Why investor appetite for government securities is waning

Tuesday, September 4, 2018[SIZE=7] [/SIZE]

[SIZE=7]Why investor appetite for government securities is waning[/SIZE]

The Zan Security chief executive officer, Mr Raphael Masumbuko.
[SIZE=5]In Summary[/SIZE]
[li]Reduction in Treasury bonds (T-bonds) and Treasury bills (T-bills) yields is among the decisions that were intended to stimulate liquidity in the market – thereby cornering lenders into granting loans to the productive sectors of the economy as part of the wider monetary policy.[/li][/ul]

Dar es Salaam.[COLOR=rgb(226, 80, 65)] Investor appetite in risk-free government securities is increasingly lessening as recent decisions render them less profitable. This is forcing banks and other institutional investors to seek solace elsewhere, including personal loans.
Reduction in Treasury bonds (T-bonds) and Treasury bills (T-bills) yields is among the decisions that were intended to stimulate liquidity in the market – thereby cornering lenders into granting loans to the productive sectors of the economy as part of the wider monetary policy.
Financial market reports by the Bank of Tanzania (BoT) show that both the weighted average yields on maturity, and the coupon yields for long-term government securities (T-bonds), have been going down since last year.

Usually, a drop in yields translates into a decrease in what investors earn when the bonds mature.
Long term T-bonds in Tanzania have maturity periods of seven, ten and fifteen years.
For instance, the yield to maturity for the seven-year T-bonds went down from 13.98 per cent on December 20, 2017 to 12.26 per cent on August 15, 2018.
On the other hand, the coupon rate dropped from 12.16 per cent to 11.2 per cent over the same period.
Similarly, yields on maturity for the ten-year T-bonds fell to 14.4 per cent in July 4, 2018, down from 15.08 per cent on January 03 this year, while coupon yields dropped from 14.04 per cent to 13.5 per cent during the same period.

On maturity, yields for the fifteen-year T-bonds fell to 14.79 per cent on July 18, 2018, from 15.87 per cent on November 22, 2017.
For their part, coupon yields fell to 14.64 per centm from 15.59 per cent during the period under review.
Bankers and stock brokers say that – what with the BoT’s recent reduction of its discount rates, a decision taken to beef up liquidity in the market – it would not come as a surprise to see yields on government securities going down.
This would no doubt force institutional investors to turn to other investment avenues, including focusing greater attention on personal loans.
“The decrease in yields from government securities, and the decrease in discount rates, means that the BoT no longer needs our money,” said the PBZ Bank finance manager, Mr Musa Juma.

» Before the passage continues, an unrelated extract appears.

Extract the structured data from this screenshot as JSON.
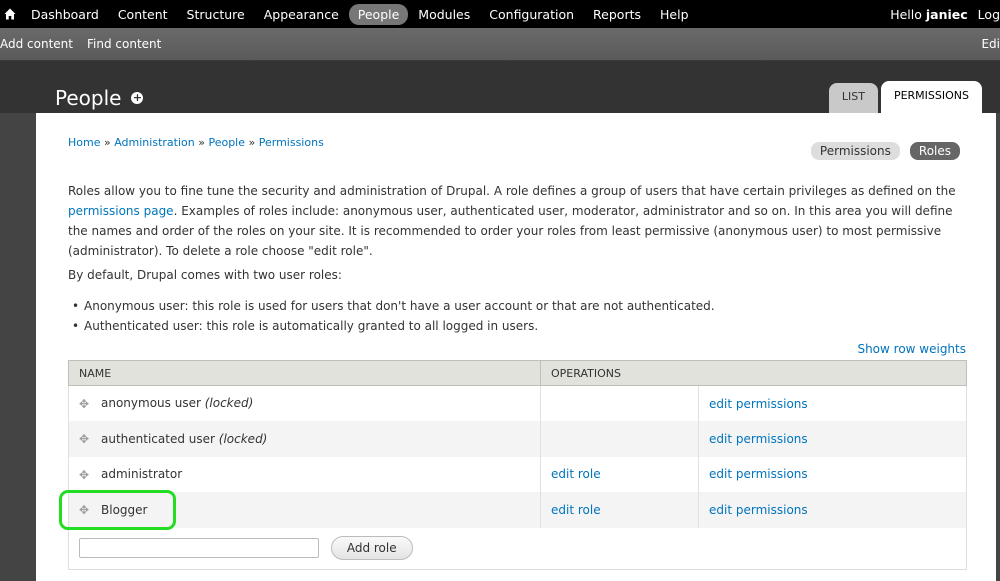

A Treasury analyst at FNB Bank, Ms Elizabeth Mkabahati, told The Citizen that, although the levels of Non-Performing Loans (NPLs) were high in the market, lenders still believe that there were still a number of honest customers who deserve to get bank loans.

[COLOR=rgb(226, 80, 65)]“If you have good customers to whom you can give loans, why would you invest in government securities?” she asked – somewhat rhetorically.
The Zan Security chief executive officer, Mr Raphael Masumbuko, told The Citizen that there is a liquidity shortage in the economy which makes it difficult for prospective investors to invest in long-term securities.

“This was why BoT reduced discount rates: to encourage investors (including banks) to invest in lending so that they can boost liquidity in the economy,” he speculated.
BoT data show that the money in circulation in [COLOR=rgb(226, 80, 65)]June 2017 stood at Sh3.62 trillion – and it has slightly improved, reaching [COLOR=rgb(226, 80, 65)]Sh3.93 trillion in June this year.
The Orbit Securities Limited chief executive officer, Mr Juventus Simon, conveyed similar sentiments.
“The decline in yields drives investors away from government securities, while the decrease in discount rates is a deliberate move to ensure that banks increase borrowing from the central bank (BoT) – thus increasing the money in circulation,” he said.

A close look at the BoT figures shows that personal loans recorded the highest growth rate of the credit extended to the private sector: 50.5 per cent in the year to end-June 2018.
Personal loans have also continued to dominate the share of credit extended by banks to major economic sectors – reaching 27.4 per cent at the end of June this year.

Magufuli simply doesn’t get the idea that for any sane business person an investment decision will be based on:

  1. Activity that promises adequate returns
  2. The environments (mostly economical, legal and political under which initial assessment was based on) will likely to be stable.
    In our current scenario, his government is violating everything the three environmental conditions hold true.

This person is a huge disaster to our beautiful country. He thinks that he knows everything therefore he is the only one capable of making the right decisions for our country unfortunately the results for the last 3 years show a negative trend. Mkapa and Kikwete are to blame kwa kumuokota huyu mtu who is not eligible to lead our beautiful country and they did so in order to protect themselves from their corruptions while in State House. I hope he goes away before it is too late.